# Items from a data source

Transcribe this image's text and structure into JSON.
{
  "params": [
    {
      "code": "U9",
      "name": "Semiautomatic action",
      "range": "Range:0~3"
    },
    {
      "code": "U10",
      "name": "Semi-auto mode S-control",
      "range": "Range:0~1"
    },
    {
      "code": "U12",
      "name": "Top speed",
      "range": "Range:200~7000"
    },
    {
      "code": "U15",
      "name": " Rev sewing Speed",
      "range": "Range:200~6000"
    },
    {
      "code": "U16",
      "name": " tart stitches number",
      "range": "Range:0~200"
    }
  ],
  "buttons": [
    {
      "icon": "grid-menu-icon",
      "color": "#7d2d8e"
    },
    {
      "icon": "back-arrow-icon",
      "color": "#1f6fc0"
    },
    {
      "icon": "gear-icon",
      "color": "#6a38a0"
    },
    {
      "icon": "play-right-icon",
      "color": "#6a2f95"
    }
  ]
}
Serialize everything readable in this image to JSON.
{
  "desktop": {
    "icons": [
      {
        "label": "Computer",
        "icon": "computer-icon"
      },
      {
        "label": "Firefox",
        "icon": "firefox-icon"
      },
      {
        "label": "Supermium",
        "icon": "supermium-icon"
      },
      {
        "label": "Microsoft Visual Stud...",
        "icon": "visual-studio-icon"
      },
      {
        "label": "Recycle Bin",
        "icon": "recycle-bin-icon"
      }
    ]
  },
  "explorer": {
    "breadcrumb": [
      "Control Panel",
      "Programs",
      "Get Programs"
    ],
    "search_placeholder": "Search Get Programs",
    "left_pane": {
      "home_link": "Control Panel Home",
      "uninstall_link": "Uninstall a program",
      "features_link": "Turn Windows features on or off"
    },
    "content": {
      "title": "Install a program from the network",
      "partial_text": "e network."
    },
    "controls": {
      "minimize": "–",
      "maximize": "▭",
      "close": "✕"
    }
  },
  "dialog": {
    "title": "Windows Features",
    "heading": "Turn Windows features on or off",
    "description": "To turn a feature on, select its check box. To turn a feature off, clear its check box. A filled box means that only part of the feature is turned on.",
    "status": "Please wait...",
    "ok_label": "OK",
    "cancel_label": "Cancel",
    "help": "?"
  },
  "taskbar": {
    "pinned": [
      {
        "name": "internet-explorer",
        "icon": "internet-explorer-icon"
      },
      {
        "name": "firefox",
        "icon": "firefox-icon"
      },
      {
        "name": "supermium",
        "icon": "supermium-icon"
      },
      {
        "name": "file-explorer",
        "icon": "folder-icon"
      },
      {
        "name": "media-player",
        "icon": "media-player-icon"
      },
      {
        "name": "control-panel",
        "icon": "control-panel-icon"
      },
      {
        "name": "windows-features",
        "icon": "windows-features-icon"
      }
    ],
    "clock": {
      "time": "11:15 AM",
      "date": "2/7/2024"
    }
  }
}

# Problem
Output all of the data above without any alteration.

# Answer for this exercise
Transcribe this image's text and structure into JSON.
{
  "params": [
    {
      "code": "U9",
      "name": "Semiautomatic action",
      "range": "Range:0~3"
    },
    {
      "code": "U10",
      "name": "Semi-auto mode S-control",
      "range": "Range:0~1"
    },
    {
      "code": "U12",
      "name": "Top speed",
      "range": "Range:200~7000"
    },
    {
      "code": "U15",
      "name": " Rev sewing Speed",
      "range": "Range:200~6000"
    },
    {
      "code": "U16",
      "name": " tart stitches number",
      "range": "Range:0~200"
    }
  ],
  "buttons": [
    {
      "icon": "grid-menu-icon",
      "color": "#7d2d8e"
    },
    {
      "icon": "back-arrow-icon",
      "color": "#1f6fc0"
    },
    {
      "icon": "gear-icon",
      "color": "#6a38a0"
    },
    {
      "icon": "play-right-icon",
      "color": "#6a2f95"
    }
  ]
}
Serialize everything readable in this image to JSON.
{
  "desktop": {
    "icons": [
      {
        "label": "Computer",
        "icon": "computer-icon"
      },
      {
        "label": "Firefox",
        "icon": "firefox-icon"
      },
      {
        "label": "Supermium",
        "icon": "supermium-icon"
      },
      {
        "label": "Microsoft Visual Stud...",
        "icon": "visual-studio-icon"
      },
      {
        "label": "Recycle Bin",
        "icon": "recycle-bin-icon"
      }
    ]
  },
  "explorer": {
    "breadcrumb": [
      "Control Panel",
      "Programs",
      "Get Programs"
    ],
    "search_placeholder": "Search Get Programs",
    "left_pane": {
      "home_link": "Control Panel Home",
      "uninstall_link": "Uninstall a program",
      "features_link": "Turn Windows features on or off"
    },
    "content": {
      "title": "Install a program from the network",
      "partial_text": "e network."
    },
    "controls": {
      "minimize": "–",
      "maximize": "▭",
      "close": "✕"
    }
  },
  "dialog": {
    "title": "Windows Features",
    "heading": "Turn Windows features on or off",
    "description": "To turn a feature on, select its check box. To turn a feature off, clear its check box. A filled box means that only part of the feature is turned on.",
    "status": "Please wait...",
    "ok_label": "OK",
    "cancel_label": "Cancel",
    "help": "?"
  },
  "taskbar": {
    "pinned": [
      {
        "name": "internet-explorer",
        "icon": "internet-explorer-icon"
      },
      {
        "name": "firefox",
        "icon": "firefox-icon"
      },
      {
        "name": "supermium",
        "icon": "supermium-icon"
      },
      {
        "name": "file-explorer",
        "icon": "folder-icon"
      },
      {
        "name": "media-player",
        "icon": "media-player-icon"
      },
      {
        "name": "control-panel",
        "icon": "control-panel-icon"
      },
      {
        "name": "windows-features",
        "icon": "windows-features-icon"
      }
    ],
    "clock": {
      "time": "11:15 AM",
      "date": "2/7/2024"
    }
  }
}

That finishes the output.